▸ TASK OBJECTIVE: What lines of the data below hold the string "Brett"? Copy each one out.

Records from a data source:
■ ■ ■ ■ ■ ■ ■
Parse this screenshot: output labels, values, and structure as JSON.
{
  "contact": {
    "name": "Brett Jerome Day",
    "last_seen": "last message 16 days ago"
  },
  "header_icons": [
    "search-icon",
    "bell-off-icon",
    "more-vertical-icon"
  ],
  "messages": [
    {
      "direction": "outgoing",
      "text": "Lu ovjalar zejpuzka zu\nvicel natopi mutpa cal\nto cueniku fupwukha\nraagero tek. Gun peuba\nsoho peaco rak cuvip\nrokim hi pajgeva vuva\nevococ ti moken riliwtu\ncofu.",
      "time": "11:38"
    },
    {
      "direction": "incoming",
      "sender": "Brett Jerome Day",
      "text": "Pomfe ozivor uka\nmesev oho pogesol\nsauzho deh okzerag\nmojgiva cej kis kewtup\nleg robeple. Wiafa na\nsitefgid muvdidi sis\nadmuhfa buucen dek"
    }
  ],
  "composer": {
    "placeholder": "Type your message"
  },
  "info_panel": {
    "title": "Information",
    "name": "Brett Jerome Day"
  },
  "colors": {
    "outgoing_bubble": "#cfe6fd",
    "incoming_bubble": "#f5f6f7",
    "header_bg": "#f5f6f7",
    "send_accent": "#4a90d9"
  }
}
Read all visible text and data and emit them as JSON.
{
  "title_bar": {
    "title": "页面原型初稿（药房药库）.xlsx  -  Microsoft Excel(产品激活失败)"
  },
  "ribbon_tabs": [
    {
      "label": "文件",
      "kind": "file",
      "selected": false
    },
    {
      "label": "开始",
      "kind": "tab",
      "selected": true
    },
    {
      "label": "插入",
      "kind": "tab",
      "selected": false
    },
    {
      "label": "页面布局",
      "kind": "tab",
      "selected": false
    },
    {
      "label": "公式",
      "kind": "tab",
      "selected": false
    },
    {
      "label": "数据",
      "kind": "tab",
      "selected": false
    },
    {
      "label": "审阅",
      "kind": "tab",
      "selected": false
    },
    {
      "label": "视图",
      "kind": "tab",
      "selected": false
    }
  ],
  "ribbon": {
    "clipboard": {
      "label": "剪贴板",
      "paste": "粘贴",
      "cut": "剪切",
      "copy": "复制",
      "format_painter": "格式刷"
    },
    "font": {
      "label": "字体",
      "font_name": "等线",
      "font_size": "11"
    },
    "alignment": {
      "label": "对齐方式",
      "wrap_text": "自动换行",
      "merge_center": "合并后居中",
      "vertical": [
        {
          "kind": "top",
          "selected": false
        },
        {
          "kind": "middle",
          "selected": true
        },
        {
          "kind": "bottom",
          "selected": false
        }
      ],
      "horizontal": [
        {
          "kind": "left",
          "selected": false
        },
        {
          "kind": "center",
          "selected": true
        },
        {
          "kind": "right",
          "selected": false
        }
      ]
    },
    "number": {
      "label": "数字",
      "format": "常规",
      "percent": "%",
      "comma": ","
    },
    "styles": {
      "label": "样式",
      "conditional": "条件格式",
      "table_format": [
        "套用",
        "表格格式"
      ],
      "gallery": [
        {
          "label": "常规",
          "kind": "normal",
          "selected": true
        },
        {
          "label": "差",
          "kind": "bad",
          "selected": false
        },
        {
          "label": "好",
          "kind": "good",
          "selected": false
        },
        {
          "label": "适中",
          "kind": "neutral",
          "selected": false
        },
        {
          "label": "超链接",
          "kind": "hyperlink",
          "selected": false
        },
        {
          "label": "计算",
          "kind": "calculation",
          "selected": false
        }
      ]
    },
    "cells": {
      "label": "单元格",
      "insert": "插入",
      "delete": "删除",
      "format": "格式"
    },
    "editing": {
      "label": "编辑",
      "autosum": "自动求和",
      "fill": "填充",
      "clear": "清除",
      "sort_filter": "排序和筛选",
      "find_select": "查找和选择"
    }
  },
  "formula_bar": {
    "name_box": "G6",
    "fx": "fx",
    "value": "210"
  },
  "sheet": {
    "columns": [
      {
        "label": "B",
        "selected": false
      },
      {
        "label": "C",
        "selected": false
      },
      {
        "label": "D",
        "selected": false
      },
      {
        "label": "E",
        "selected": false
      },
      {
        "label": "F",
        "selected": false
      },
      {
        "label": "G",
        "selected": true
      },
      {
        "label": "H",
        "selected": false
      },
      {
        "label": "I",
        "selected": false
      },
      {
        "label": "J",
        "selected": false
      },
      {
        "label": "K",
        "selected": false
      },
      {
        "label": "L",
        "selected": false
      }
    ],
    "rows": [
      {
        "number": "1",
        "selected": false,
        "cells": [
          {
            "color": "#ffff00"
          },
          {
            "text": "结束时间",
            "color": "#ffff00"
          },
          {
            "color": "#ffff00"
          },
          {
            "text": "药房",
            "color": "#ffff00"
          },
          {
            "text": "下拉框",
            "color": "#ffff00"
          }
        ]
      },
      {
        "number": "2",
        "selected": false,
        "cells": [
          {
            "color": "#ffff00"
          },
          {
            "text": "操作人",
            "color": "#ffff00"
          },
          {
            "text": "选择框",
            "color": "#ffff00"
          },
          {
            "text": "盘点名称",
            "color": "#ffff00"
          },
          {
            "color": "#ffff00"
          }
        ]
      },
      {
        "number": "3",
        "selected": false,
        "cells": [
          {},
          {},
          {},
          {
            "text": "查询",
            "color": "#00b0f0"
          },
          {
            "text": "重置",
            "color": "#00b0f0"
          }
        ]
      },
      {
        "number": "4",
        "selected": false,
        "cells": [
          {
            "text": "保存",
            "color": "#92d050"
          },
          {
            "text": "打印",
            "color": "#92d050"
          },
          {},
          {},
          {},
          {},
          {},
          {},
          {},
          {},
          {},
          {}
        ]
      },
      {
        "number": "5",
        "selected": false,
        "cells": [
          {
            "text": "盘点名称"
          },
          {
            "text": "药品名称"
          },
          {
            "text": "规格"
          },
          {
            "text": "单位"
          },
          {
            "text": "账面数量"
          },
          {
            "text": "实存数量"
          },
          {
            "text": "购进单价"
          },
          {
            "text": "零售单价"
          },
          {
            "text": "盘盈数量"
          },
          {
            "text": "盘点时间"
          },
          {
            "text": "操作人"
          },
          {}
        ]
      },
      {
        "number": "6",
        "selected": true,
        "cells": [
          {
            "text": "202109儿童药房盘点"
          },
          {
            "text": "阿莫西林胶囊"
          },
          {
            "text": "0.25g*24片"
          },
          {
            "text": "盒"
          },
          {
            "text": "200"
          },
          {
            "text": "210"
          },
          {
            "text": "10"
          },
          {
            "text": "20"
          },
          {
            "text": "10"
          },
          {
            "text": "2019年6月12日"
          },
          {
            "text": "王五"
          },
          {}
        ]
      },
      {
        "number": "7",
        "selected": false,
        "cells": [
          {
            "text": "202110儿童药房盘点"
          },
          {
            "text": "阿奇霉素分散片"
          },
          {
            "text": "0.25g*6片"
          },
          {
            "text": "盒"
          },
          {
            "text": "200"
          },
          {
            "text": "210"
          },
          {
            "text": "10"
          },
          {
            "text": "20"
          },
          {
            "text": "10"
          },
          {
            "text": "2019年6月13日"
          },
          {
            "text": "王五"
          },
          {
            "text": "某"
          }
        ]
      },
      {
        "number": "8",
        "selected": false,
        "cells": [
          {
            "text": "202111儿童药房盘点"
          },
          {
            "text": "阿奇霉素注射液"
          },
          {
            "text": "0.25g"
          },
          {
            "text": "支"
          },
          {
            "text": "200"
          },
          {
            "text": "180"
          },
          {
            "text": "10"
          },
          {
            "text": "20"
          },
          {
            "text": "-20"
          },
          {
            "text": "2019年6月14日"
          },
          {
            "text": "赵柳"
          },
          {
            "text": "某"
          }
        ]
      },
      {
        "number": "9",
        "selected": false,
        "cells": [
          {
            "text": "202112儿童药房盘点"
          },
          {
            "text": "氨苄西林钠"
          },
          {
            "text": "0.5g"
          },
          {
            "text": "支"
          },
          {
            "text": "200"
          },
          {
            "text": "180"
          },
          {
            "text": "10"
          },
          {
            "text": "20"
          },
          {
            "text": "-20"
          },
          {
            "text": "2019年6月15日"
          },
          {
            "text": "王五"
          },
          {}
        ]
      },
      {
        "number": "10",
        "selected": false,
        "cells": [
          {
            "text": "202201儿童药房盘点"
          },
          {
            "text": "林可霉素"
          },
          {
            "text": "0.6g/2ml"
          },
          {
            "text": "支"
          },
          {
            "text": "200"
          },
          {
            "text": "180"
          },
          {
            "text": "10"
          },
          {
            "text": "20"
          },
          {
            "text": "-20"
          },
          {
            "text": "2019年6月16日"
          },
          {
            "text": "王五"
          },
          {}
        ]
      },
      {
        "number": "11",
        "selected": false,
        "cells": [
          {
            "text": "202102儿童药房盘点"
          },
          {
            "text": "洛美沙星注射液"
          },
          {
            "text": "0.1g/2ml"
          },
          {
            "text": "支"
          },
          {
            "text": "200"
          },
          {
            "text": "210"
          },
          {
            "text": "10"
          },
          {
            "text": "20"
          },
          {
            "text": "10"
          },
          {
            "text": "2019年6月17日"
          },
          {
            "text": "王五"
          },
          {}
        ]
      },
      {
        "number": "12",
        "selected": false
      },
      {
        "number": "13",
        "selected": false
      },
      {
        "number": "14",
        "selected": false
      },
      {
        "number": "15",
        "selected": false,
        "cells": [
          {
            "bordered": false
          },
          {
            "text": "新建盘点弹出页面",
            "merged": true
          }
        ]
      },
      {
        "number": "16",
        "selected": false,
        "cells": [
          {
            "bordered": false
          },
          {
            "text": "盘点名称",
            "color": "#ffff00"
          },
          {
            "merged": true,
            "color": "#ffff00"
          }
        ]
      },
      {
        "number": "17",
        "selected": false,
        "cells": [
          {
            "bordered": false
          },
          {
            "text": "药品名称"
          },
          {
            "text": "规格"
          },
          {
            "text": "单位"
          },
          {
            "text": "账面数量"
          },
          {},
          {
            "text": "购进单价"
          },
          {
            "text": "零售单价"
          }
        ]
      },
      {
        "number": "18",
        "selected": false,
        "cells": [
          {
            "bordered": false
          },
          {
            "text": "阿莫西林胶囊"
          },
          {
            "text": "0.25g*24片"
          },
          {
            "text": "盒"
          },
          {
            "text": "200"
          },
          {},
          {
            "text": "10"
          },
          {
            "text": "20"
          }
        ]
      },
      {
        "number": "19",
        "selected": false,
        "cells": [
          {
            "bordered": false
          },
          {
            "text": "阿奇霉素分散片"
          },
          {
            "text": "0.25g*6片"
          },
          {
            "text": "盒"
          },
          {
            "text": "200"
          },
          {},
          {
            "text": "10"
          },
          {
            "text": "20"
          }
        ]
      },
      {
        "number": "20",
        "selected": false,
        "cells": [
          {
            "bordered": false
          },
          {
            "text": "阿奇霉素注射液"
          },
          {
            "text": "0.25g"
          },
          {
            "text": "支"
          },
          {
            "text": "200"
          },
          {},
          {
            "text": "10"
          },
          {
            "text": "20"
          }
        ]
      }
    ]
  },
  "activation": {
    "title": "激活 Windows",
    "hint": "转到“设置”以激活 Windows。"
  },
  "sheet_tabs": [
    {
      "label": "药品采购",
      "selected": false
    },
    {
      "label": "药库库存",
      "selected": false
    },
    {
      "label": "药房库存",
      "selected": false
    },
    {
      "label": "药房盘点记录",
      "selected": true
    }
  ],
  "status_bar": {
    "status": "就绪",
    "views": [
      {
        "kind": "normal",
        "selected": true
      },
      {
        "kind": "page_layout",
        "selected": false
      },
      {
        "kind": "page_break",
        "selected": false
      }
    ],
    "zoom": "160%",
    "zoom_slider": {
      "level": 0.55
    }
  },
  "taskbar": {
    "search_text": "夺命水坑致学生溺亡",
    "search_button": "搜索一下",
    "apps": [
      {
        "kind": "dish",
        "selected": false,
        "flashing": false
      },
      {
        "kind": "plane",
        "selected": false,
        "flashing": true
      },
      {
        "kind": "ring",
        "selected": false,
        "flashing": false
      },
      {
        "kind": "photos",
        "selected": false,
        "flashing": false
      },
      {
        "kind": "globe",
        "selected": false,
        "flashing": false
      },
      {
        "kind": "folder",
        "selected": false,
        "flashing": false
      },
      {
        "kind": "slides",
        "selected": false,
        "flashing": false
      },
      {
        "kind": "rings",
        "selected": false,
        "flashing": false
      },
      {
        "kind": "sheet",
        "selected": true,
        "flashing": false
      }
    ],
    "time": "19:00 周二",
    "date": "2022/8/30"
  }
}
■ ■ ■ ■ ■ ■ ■
▸ ANSWER TO THIS TASK:
    "name": "Brett Jerome Day",
      "sender": "Brett Jerome Day",
    "name": "Brett Jerome Day"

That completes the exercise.